» HOW TO COMPLETE THIS TASK
Below are records; give the number of their lines that contain "Alertas", and only that number.

Records excerpted from a collection
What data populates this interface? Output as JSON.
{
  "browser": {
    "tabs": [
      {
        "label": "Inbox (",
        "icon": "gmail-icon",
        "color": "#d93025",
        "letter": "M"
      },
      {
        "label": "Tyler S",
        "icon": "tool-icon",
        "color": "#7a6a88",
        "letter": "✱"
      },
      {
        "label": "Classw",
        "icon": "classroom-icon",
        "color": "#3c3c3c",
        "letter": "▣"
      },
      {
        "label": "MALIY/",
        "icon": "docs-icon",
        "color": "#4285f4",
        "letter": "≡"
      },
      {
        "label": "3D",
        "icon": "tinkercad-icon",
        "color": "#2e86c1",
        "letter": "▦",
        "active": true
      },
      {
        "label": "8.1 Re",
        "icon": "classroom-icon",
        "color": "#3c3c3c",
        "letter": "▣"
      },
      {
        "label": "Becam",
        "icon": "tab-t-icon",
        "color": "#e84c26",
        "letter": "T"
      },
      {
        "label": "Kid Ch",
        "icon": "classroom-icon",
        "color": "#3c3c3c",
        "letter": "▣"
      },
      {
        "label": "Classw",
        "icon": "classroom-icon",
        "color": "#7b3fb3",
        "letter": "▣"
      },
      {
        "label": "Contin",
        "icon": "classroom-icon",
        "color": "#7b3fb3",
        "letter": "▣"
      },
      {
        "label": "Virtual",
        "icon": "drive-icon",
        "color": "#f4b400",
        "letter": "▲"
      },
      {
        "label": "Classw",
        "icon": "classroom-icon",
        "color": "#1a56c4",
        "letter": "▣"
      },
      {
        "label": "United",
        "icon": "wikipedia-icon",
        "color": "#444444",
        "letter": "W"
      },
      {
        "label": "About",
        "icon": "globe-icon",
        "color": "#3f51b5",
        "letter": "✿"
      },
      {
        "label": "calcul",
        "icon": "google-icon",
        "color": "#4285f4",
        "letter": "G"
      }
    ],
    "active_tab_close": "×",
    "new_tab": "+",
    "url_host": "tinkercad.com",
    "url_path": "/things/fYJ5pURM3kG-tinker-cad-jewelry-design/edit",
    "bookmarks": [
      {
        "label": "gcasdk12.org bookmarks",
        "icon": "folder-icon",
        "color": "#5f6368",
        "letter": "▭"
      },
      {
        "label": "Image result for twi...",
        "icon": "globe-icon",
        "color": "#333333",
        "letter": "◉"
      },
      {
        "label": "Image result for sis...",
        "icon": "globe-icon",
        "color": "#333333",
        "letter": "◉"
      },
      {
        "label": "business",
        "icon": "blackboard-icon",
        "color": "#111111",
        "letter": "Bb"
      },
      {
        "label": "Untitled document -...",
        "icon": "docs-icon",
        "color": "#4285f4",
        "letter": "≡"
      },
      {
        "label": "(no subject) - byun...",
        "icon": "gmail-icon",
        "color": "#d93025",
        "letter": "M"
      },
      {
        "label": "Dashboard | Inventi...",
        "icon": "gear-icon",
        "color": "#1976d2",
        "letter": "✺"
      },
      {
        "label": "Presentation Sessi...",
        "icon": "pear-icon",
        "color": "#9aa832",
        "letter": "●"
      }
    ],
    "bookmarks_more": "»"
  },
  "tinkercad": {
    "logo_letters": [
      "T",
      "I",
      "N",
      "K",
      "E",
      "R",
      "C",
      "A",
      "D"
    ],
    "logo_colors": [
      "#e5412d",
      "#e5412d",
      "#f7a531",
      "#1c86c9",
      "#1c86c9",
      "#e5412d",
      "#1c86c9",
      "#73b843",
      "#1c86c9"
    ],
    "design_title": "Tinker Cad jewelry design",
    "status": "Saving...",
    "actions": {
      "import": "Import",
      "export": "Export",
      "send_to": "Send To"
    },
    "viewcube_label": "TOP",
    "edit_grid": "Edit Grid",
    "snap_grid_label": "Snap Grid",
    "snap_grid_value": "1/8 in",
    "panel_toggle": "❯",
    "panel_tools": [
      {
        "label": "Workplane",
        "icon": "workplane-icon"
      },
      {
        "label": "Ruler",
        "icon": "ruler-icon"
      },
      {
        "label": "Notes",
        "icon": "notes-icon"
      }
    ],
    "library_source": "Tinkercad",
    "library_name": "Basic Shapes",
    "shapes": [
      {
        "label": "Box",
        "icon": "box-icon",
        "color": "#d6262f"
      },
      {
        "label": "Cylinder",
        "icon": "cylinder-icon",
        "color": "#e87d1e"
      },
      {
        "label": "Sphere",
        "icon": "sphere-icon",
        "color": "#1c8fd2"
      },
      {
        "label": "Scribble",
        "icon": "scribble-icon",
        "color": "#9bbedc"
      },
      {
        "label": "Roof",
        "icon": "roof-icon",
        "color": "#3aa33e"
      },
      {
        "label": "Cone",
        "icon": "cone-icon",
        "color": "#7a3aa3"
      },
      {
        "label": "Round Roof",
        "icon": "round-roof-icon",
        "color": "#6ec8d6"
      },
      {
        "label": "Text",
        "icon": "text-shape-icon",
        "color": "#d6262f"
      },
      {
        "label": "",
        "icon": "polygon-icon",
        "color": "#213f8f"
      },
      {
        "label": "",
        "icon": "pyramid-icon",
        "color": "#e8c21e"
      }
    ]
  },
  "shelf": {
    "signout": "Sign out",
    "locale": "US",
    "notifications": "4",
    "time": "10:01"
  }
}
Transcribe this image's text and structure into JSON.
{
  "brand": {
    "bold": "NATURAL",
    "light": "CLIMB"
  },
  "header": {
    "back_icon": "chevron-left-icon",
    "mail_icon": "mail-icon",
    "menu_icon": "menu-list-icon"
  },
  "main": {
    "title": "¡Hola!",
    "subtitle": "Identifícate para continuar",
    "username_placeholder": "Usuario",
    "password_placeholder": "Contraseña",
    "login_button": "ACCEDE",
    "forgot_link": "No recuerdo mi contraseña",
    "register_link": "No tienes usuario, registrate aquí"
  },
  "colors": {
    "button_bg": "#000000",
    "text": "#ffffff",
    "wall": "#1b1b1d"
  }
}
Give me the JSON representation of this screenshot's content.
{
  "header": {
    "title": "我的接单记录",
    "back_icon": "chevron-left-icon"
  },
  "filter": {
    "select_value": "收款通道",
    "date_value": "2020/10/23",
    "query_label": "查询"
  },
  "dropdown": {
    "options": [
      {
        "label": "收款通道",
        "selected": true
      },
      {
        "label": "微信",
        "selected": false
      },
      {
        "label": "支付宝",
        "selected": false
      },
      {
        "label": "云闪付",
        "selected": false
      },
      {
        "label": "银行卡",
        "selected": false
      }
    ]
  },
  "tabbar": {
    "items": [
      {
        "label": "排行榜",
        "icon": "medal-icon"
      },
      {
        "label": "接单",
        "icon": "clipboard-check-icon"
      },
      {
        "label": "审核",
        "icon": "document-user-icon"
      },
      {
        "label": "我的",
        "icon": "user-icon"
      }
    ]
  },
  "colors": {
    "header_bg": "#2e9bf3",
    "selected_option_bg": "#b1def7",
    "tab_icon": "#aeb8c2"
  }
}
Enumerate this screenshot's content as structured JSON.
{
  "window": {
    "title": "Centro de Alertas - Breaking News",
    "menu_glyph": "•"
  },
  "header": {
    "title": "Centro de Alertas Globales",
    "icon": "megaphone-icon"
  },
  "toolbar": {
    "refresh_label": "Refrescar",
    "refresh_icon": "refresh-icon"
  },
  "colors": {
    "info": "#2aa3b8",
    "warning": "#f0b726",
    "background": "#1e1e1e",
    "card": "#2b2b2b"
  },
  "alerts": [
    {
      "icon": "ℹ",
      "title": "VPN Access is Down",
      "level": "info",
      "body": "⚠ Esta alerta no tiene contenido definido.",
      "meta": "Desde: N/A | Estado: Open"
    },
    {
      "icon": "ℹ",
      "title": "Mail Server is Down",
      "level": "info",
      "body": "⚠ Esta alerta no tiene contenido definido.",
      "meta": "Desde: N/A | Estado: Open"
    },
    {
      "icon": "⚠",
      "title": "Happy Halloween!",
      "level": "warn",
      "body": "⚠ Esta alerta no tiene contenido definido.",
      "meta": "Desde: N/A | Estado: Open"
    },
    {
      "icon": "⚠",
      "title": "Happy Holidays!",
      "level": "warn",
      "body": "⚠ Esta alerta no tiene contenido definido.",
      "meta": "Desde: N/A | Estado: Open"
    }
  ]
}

» OUTPUT OF THE TASK
2